Quoting myself here:

IBM Thinkpads used to be built like tanks but with each new generation the Thinkpad line has been drifting towards mediocrity - and I’m afraid these days the Thinkpad products aren’t that different from the competition.


I ran linux in various flavours for years before I got a macbook. My best experience was with Asus laptops. I ran gentoo on my thinkpad when I was at IBM, but I haven’t tried it on my (wife’s) lenovo. The nice thing about the macbook is that I can do everything I used to do on linux, but I don’t have to fight with it.


I’m using Lenovo Thinkpad T470p (Kaby Lake) at work and a Lenovo Ideapad U330 (Haswell) at home.
Both on Ubuntu sometimes have problems with recognizing that the external display was plugged in / unplugged. Sometimes a reboot is necessary.
I’m not using suspend so can’t speak about it.

Other than that both run great - my next laptop will probably be a Lenovo Thinkpad X1 or X series.
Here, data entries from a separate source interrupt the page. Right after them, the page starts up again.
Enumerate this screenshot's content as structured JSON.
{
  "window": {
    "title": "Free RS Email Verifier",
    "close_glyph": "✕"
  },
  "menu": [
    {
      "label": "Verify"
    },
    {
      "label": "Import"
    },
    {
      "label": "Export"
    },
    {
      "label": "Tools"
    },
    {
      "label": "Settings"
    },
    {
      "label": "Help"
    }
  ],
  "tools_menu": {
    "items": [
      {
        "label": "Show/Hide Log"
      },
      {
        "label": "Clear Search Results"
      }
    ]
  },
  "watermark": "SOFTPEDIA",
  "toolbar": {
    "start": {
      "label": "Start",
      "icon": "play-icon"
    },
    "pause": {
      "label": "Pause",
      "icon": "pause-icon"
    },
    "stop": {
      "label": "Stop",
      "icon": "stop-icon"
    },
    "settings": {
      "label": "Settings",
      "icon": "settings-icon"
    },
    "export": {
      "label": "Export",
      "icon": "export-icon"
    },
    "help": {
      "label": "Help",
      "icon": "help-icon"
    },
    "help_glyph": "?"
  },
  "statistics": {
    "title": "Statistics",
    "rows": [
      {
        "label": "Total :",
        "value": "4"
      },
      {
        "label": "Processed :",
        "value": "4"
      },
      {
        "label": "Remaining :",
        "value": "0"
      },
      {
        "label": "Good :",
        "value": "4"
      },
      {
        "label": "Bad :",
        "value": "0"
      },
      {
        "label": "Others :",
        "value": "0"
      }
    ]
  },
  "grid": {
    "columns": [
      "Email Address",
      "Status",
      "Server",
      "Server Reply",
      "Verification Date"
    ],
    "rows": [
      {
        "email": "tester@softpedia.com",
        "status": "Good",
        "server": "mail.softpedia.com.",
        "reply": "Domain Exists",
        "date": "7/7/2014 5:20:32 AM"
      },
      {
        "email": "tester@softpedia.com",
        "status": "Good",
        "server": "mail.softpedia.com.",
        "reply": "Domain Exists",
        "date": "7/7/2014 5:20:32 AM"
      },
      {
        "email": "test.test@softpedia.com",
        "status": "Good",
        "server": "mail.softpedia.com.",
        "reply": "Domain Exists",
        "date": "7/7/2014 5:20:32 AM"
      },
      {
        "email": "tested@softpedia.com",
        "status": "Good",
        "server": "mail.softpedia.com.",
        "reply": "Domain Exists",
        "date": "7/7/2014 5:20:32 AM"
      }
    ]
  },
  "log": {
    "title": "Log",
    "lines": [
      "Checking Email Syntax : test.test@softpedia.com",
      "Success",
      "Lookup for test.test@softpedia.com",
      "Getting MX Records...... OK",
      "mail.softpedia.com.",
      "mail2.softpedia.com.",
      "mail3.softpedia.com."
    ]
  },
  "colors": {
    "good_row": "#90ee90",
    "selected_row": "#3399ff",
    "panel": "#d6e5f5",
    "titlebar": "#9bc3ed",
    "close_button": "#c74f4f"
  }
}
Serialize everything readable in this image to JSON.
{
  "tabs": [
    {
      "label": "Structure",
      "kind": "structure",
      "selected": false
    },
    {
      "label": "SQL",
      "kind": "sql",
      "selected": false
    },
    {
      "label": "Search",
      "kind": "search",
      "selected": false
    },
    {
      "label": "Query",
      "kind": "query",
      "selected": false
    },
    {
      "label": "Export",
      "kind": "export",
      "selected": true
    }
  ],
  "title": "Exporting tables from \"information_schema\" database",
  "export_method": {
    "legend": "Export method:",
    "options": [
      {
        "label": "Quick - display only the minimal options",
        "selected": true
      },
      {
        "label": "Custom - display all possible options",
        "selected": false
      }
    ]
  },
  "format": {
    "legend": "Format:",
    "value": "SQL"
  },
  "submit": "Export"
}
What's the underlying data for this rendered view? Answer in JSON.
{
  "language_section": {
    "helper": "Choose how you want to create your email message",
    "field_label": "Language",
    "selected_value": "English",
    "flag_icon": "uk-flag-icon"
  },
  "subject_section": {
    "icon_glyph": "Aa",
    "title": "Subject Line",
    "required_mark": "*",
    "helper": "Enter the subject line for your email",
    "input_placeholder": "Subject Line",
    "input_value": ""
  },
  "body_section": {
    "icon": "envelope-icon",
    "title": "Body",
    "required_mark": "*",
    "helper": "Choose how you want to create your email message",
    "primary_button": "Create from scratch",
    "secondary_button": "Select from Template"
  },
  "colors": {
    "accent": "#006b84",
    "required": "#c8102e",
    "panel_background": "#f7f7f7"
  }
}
Both my MBPs now run Ubuntu 17.10 (the personal 2011 one with Wayland, the work 2013 one still Xorg as I heard that nVidia doesn’t go well with Wayland). It works, but man is Linux behind the times. I can make things work as I’ve been fooling around with *nix systems for close to 30 years now, All sorts of manual tweaks are needed to get the touchpad, the display lid sensor, etcetera just behave. It works, and once it works it’s fine, but I wouldn’t recommend it unless you have some serious stamina and Google-fu.

What I’m currently testing on my AlienWare 17" “Luggable” is that I kept Win10 - I actually think it’s ok - and have Linux in a Hyper/V VM, headless. I start XMing under Windows, ssh into the VM, and start xfce4. It works, it’s fast, it’s compatible, and Linux is nicely shielded from all the laptop hardware it has a hard time supporting. And I can run games, Lightroom, Emacs and Terminator all on the same system :slight_smile:


This is highly dependent on which model laptop you’re running. Overwhelmingly, people who run Linux don’t generally have Macbooks and so they’re probably less well supported. You’d most likely do without almost any configuration at all if it was a Dell or one of the better Lenovo laptops.


Dell announced a new XPS 15 2-in-1.

I’m still running an old Thinkpad T430 that is just too good to give me reason to replace it. My main priority is a good keyboard, and I haven’t found a better keyboard than on this Thinkpad. I’m hoping these next gen machines are compelling enough to get me to switch.


You might be right. Given that the thread started talking about developers using OS X switching to Linux, I guess that starting with the hardware you have makes sense :-).


I experienced very similar issues as I investigated Linux distros. :slight_smile:
I know your pain and I was in this process for months…

To make it short:

On downloads, ISOs get sometimes slightly damaged, since servers slow down and the integrated download clients in the browsers are sometimes incapable to resume correctly.

Videos and other media are not affected by this since players can sort that out.
ISOs with operating systems on it can work as you describe in such scenarios.

In order to avoid that, either download ISOs via .torrents, who then get automatically checked by their clients on integrity, as in QBittorrent.

The other way around is that you check the SHA256SUM of the ISO manually.

I recommend strongly Etcher, which checks again on the stick, once the write is done.

My Laptop is running perfectly since years and I will never ever change this system.